Senior captain and quarterback Seamus Donegan said he attributes the Kangaroos’ recent success to young talent as well as to defensive strength.
“We’ve got a pretty young crew with a lot of freshmen and sophomore talent, so the years ahead are looking pretty good as well,” Donegan said.
The Dawgs have also experienced frustration in previous years’ semifinal games.
“My freshman and sophomore year we went to the semifinals both years and lost by one point both times,” Alumni senior captain and receiver Jeffrey Kraemer said. “We’ve achieved our goal in reaching the stadium and now it’s time to finish.”
As with Keough’s success, defense is at the heart of Alumni’s path to the stadium. Opposing teams have only scored a combined 23 points against the Dawgs. The defense recorded shut-outs against Knott, Duncan and Morrissey.
Kraemer, who also plays safety, said the defense’s strength is founded in physicality and skill.
“We emphasize playing physical,” Kraemer said. “Our defense doesn’t give up big plays … and we’re doing well forcing turnovers.”
Alumni senior offensive lineman Tom O’Sullivan said that aggressiveness is at the core of Alumni’s game on both sides of the ball.

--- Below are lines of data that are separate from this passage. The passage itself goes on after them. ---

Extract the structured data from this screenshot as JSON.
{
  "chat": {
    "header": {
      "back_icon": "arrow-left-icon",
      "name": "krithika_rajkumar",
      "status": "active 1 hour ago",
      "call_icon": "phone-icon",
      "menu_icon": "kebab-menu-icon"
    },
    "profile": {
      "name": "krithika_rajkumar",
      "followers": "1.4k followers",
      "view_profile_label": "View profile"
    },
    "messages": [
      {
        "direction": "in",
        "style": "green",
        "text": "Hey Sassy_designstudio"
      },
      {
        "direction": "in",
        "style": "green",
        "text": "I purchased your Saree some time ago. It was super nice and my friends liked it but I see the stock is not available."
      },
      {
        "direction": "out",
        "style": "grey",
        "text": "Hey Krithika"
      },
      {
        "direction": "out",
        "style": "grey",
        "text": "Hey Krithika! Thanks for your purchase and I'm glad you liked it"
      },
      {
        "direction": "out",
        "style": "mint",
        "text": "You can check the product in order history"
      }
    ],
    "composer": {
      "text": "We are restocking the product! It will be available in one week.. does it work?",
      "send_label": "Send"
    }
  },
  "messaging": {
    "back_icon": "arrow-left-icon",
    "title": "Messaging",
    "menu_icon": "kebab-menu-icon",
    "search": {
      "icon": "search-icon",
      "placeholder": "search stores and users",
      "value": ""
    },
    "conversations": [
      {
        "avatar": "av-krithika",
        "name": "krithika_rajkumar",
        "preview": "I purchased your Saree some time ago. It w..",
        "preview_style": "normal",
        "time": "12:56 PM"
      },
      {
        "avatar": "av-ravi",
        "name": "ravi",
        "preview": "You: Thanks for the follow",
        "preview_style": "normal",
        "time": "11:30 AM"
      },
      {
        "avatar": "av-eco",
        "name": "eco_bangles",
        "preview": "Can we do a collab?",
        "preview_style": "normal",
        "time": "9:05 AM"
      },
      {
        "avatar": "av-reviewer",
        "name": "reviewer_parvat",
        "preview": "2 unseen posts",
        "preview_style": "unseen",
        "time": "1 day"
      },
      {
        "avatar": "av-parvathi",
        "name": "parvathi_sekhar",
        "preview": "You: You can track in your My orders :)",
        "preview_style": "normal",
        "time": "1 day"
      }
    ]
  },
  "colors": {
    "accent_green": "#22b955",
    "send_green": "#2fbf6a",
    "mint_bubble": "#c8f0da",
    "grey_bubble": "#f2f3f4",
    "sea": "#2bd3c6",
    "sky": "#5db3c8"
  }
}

“That’s what we like to call Dawg football: being big and physical on offense and defense,” O’Sullivan said.
Neither team plans to change its game plan or its mentality for Sunday’s battle. Although both sides are coming into the championships for the first time in recent years, the excitement will not overwhelm their composure.
“We don’t want to change too much,” Kraemer said. “We got here doing what we do and we’re going to ride that all the way through.”
O’Sullivan said the excitement of playing at the stadium, while intense, will not impact the Dawgs’ mentality.
“Everyone’s going to be 10 times more psyched-up than usual, but besides that we’re taking it as a normal game,” O’Sullivan said.
The Kangaroos are taking a similar approach to the stadium showdown.
“We take every game one game at a time,” Donegan said. “It’s just another game, but we’re happy to be at the stadium.”
Contact Christina Kochanski at email@example.com